Most workers are blessed with being healthy, but there are others who are not. Some people may develop medical conditions later in their lives that may directly impact their employment. These conditions often require employers to provide a reasonable accommodation so that that the employees may continue to work optimally. In some instances, a Texas employer may not take kindly to the requests and choose to retaliate by terminating the workers instead.
A man who worked for a helicopter manufacturer claims that he lost his job due to his medical condition. He asserts that he was required to undergo a random drug test and that a urine sample was required. The plaintiff was unable to produce the sample within the three hour timeframe and was suspended. Following the suspension, the man went to be evaluated, and it was discovered that he suffered from paruresis, also called shy bladder syndrome. Because this impacts a major life activity, it is covered under the Americans with Disabilities Act.
The condition allegedly did not prevent the plaintiff from doing his work, but if he was required to take drug tests in the future, an alternative would be necessary. He submitted the medical documentation to human resources who then sent the information to a medical review officer. It was discovered that a reasonable accommodation to the urine test would be to have a test conducted using hair follicles. The man took the test, and it produced a negative result.

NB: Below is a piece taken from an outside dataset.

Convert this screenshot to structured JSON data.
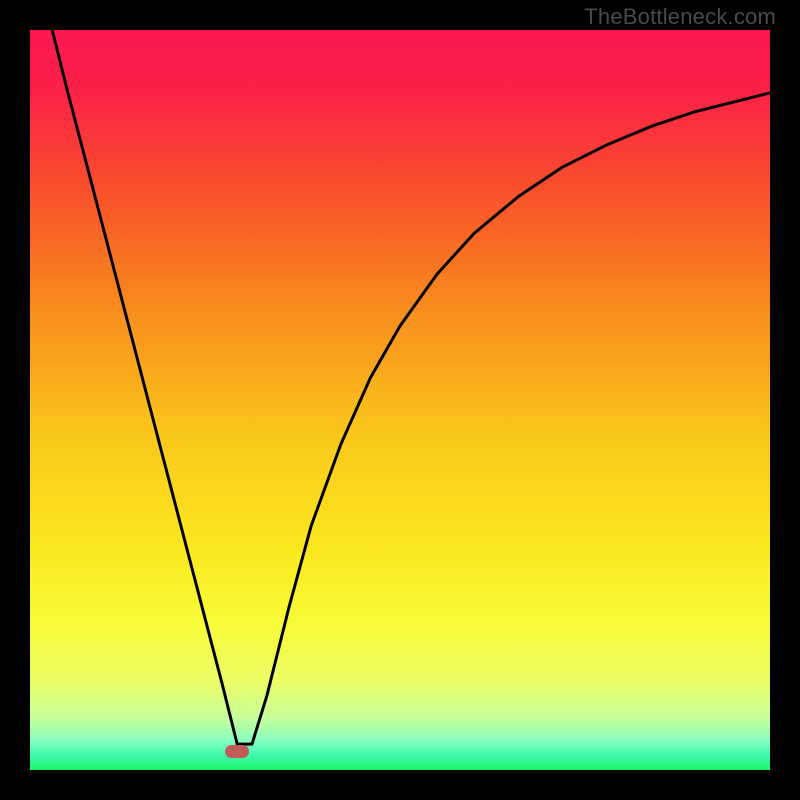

The plaintiff claims that the company did not want to actively assist him in finding a solution and chose to fire him in retaliation for requesting a reasonable accommodation under the ADA. Texas workers who believe they lost their jobs wrongfully -- due to a medical condition or otherwise -- may choose to file a claim against their employers. Those who are successful in their cases may be awarded lost wages, related damages that are properly documented and that the court finds appropriate. Based upon the individual circumstances of the case, some workers may also be reinstated into their former positions.
Source: pennrecord.com, "Former aircraft factory worker says termination over shy bladder violated ADA", Jim Boyle, Dec. 22, 2014